**THE TASK**
Each record should appear again in the response exactly as it does in the original.

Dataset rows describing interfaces
..............................

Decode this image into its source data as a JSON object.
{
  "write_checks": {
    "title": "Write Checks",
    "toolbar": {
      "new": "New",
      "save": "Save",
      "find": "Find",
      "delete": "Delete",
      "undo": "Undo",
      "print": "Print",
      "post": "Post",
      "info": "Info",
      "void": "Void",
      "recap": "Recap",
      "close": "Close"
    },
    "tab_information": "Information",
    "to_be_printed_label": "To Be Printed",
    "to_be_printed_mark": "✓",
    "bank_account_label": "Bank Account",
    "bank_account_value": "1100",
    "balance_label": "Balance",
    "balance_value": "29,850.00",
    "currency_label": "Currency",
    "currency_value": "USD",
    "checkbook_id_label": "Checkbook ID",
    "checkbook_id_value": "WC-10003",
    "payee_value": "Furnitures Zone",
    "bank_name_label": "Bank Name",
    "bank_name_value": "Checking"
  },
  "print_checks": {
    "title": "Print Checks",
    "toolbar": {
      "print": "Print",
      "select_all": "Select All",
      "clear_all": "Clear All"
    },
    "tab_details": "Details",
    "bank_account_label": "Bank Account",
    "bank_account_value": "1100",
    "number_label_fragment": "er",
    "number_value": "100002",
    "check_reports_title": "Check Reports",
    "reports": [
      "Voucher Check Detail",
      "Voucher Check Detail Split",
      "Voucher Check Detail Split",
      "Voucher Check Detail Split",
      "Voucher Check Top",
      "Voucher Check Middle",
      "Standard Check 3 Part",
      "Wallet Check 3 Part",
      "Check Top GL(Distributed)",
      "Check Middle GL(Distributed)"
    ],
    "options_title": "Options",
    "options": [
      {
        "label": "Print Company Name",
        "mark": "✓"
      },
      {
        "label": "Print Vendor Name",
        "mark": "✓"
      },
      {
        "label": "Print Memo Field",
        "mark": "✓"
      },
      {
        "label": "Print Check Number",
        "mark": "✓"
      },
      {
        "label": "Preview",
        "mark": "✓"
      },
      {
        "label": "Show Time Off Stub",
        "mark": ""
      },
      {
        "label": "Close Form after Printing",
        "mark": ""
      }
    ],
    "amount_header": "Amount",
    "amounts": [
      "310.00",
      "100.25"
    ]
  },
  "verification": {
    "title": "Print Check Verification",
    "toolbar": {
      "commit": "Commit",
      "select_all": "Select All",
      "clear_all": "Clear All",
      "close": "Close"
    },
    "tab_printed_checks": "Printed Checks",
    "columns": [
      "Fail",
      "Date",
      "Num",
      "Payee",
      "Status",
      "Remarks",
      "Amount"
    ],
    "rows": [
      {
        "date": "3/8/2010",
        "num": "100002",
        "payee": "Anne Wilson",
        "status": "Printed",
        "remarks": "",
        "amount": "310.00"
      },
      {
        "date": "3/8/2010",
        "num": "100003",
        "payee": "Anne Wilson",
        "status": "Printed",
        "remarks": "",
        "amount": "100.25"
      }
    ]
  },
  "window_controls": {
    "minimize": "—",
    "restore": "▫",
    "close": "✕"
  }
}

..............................

**EXERCISE SOLUTION**
Decode this image into its source data as a JSON object.
{
  "write_checks": {
    "title": "Write Checks",
    "toolbar": {
      "new": "New",
      "save": "Save",
      "find": "Find",
      "delete": "Delete",
      "undo": "Undo",
      "print": "Print",
      "post": "Post",
      "info": "Info",
      "void": "Void",
      "recap": "Recap",
      "close": "Close"
    },
    "tab_information": "Information",
    "to_be_printed_label": "To Be Printed",
    "to_be_printed_mark": "✓",
    "bank_account_label": "Bank Account",
    "bank_account_value": "1100",
    "balance_label": "Balance",
    "balance_value": "29,850.00",
    "currency_label": "Currency",
    "currency_value": "USD",
    "checkbook_id_label": "Checkbook ID",
    "checkbook_id_value": "WC-10003",
    "payee_value": "Furnitures Zone",
    "bank_name_label": "Bank Name",
    "bank_name_value": "Checking"
  },
  "print_checks": {
    "title": "Print Checks",
    "toolbar": {
      "print": "Print",
      "select_all": "Select All",
      "clear_all": "Clear All"
    },
    "tab_details": "Details",
    "bank_account_label": "Bank Account",
    "bank_account_value": "1100",
    "number_label_fragment": "er",
    "number_value": "100002",
    "check_reports_title": "Check Reports",
    "reports": [
      "Voucher Check Detail",
      "Voucher Check Detail Split",
      "Voucher Check Detail Split",
      "Voucher Check Detail Split",
      "Voucher Check Top",
      "Voucher Check Middle",
      "Standard Check 3 Part",
      "Wallet Check 3 Part",
      "Check Top GL(Distributed)",
      "Check Middle GL(Distributed)"
    ],
    "options_title": "Options",
    "options": [
      {
        "label": "Print Company Name",
        "mark": "✓"
      },
      {
        "label": "Print Vendor Name",
        "mark": "✓"
      },
      {
        "label": "Print Memo Field",
        "mark": "✓"
      },
      {
        "label": "Print Check Number",
        "mark": "✓"
      },
      {
        "label": "Preview",
        "mark": "✓"
      },
      {
        "label": "Show Time Off Stub",
        "mark": ""
      },
      {
        "label": "Close Form after Printing",
        "mark": ""
      }
    ],
    "amount_header": "Amount",
    "amounts": [
      "310.00",
      "100.25"
    ]
  },
  "verification": {
    "title": "Print Check Verification",
    "toolbar": {
      "commit": "Commit",
      "select_all": "Select All",
      "clear_all": "Clear All",
      "close": "Close"
    },
    "tab_printed_checks": "Printed Checks",
    "columns": [
      "Fail",
      "Date",
      "Num",
      "Payee",
      "Status",
      "Remarks",
      "Amount"
    ],
    "rows": [
      {
        "date": "3/8/2010",
        "num": "100002",
        "payee": "Anne Wilson",
        "status": "Printed",
        "remarks": "",
        "amount": "310.00"
      },
      {
        "date": "3/8/2010",
        "num": "100003",
        "payee": "Anne Wilson",
        "status": "Printed",
        "remarks": "",
        "amount": "100.25"
      }
    ]
  },
  "window_controls": {
    "minimize": "—",
    "restore": "▫",
    "close": "✕"
  }
}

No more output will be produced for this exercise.